As I have written about many times, my college career was cut short due to the Coronavirus Pandemic. The friends that became family were stripped away suddenly, not knowing the next time that we would see each other. Four months later, the moment finally arrived where we all could come back together.
It is important to remember that connecting with our friends, even if we can’t be together at all times, that we can still lean on our friends to be there for us. Now, because all of us have been extra careful in terms of social distancing and quarantining, we were able to spend the week with each other. And as I reflect days after I return home, I’ve realized how important friends and other relationships are in an eventful moment such as this.

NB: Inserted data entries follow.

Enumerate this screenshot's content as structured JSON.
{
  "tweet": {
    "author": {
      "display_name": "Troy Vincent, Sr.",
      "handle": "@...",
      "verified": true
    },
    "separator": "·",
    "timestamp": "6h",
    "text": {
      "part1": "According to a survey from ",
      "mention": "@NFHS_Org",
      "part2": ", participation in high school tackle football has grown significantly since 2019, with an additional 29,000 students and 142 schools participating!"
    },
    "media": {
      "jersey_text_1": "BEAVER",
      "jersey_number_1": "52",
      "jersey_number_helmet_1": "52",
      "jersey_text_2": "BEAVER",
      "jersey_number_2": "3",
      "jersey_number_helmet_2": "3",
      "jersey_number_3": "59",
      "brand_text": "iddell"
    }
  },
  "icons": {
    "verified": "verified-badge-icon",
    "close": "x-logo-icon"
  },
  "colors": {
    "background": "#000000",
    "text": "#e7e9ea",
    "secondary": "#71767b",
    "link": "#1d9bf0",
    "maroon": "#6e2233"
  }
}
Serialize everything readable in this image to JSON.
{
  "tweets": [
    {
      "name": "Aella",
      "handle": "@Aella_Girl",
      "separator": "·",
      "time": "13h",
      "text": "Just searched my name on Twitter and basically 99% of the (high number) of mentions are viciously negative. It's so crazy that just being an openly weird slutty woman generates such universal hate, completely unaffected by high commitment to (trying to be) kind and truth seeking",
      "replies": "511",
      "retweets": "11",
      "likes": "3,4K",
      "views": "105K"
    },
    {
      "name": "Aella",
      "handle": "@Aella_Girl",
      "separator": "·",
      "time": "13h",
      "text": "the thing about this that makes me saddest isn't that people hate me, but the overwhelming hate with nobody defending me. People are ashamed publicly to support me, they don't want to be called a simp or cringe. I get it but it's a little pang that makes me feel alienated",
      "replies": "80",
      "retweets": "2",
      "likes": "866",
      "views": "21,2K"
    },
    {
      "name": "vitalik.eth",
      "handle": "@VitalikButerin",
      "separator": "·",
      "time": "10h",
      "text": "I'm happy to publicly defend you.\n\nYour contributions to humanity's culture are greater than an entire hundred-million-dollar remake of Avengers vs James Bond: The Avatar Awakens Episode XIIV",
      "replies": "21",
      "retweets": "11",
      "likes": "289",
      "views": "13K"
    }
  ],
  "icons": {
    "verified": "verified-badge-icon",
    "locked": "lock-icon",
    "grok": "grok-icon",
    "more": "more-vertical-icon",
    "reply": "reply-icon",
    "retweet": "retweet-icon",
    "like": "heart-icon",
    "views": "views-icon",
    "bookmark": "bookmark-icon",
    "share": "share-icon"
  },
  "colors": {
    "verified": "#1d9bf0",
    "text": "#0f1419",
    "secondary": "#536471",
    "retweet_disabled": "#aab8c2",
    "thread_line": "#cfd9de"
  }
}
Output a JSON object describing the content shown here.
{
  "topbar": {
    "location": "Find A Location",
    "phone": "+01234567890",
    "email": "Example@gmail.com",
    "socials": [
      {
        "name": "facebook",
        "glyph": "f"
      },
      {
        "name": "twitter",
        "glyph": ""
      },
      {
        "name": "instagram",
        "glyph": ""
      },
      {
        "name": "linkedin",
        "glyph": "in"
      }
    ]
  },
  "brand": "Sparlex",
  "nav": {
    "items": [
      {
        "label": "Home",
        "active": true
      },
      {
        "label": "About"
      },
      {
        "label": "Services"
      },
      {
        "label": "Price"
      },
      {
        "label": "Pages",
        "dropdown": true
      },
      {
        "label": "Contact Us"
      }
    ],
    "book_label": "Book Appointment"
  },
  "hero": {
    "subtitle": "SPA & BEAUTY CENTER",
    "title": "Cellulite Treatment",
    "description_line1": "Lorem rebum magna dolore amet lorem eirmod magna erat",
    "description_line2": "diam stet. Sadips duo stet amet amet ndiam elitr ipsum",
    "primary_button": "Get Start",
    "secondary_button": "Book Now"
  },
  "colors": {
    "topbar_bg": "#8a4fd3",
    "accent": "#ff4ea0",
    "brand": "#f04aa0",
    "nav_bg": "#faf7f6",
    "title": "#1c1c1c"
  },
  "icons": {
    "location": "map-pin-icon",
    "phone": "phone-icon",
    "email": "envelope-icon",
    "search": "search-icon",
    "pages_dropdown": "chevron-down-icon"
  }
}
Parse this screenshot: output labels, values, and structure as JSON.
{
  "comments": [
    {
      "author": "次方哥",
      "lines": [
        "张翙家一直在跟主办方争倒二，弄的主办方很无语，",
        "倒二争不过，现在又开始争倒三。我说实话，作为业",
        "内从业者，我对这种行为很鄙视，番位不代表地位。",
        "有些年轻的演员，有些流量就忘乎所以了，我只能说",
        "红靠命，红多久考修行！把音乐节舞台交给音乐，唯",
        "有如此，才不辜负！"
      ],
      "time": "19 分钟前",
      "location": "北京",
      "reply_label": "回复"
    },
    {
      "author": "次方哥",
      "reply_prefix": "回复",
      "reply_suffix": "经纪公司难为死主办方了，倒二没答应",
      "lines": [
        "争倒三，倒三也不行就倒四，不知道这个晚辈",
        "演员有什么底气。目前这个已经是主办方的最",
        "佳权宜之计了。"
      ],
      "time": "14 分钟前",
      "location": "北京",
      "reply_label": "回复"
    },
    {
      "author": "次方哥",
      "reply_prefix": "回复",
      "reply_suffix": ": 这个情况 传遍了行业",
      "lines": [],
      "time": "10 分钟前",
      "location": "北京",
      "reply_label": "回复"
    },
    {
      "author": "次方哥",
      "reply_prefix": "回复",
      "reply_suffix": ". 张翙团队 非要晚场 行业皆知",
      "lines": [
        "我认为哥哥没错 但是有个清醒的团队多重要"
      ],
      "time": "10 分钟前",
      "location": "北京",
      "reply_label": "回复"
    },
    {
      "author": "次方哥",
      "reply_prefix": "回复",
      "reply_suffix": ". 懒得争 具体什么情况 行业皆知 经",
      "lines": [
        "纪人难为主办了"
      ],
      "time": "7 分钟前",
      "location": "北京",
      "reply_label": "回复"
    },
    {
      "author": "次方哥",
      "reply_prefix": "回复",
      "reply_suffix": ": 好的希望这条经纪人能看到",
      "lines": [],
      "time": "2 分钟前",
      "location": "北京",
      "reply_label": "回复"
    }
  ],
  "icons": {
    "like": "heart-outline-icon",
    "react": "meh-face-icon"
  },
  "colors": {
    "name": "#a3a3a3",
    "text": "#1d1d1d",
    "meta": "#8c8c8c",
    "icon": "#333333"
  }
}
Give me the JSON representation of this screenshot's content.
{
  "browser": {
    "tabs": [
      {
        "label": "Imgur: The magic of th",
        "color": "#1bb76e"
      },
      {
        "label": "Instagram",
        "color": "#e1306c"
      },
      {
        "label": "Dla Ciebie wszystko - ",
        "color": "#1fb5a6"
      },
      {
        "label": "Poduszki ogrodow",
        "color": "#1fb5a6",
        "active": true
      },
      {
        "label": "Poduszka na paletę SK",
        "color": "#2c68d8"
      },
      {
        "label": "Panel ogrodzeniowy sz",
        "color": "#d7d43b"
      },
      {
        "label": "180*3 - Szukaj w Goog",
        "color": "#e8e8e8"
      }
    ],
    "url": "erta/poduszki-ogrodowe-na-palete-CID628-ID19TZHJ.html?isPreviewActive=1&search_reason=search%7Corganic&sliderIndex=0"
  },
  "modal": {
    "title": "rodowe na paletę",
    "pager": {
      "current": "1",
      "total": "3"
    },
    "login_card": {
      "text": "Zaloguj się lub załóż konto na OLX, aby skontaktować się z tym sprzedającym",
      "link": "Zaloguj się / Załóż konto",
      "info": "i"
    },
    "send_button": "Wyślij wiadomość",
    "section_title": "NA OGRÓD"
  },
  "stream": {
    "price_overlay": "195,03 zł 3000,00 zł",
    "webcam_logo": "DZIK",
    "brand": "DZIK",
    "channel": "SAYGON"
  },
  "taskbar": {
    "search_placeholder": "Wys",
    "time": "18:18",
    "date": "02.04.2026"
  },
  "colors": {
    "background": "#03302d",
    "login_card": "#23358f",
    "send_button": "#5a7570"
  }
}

Friends make the world seem just a little bit normal in this time of chaos and unknown. They are one of the only known’s in the unknown. Times of normalcy are rare in this time so it's imperative to take advantage while you can. Even if only for a few days, those times where you can forget about everything wrong in the world, are the moments that you learn to treasure forever.
Author Lydia Denworth explains this in an interview with Today about how friends are a primitive part of our survival: “From an evolutionary perspective, we are supposed to be there to help each other get through the tough times and that is exactly what we haven’t really been able to do in a way...”
Sometimes the tough times could be helping out with a simple task… other times it could be a global pandemic. Either way, they are there through the good and the bad, to bring a light on even the darkest days. For those few days at the beach house, I felt like life was okay. My attention wasn’t directed towards the pandemic but rather the memories I could make before we go off on our separate paths unknown when we would see each other again.
Friends can help greatly with loneliness, and the past four months have been lonely for everyone. It’s easy to forget that our friends are here just a call or text away during Corona. They can bring you out of the loneliness, giving you hope for the world.
But most importantly, it makes us realize that we took our friendships for granted. Never before have we had our lives uprooted almost instantly. We didn’t know what we had and the pandemic is teaching us just that, reminding us how important our friendships are to our sanity and sense of security. Denworth explains how friendship “is as powerful and important as diet and exercise for your health so that physical connection affects all kinds of things, brain and heart health, stress responses, sleep, your risk of depression and even over time your risk of dying earlier. We don’t realize how much friends make an impact in our physical and mental lives that it almost hits us like a train when we are taken away from these sources of affection. And, reflecting on Denworth, this was one of the least stressful weeks that I have had in months.
And as this beach week with my friends ended, I realized that college is over, that we aren’t going back to school in the Fall, that I don’t know the next time we will all be together again as we all go on our own paths of life. Yet, that is not the end of our friendship. This was a reminder that no matter what earth-shattering event happens next, and I’m really hoping it’s not too earth-shattering, we will always be there for each other. The pandemic will end one day, but these friendships will last a lifetime.
So thank you. Thank you to my friends for becoming my family four years ago. Thank you for sticking by me through my weirdness. Thank you for letting me forget about the pandemic for just a few days to remember what matters most in the world.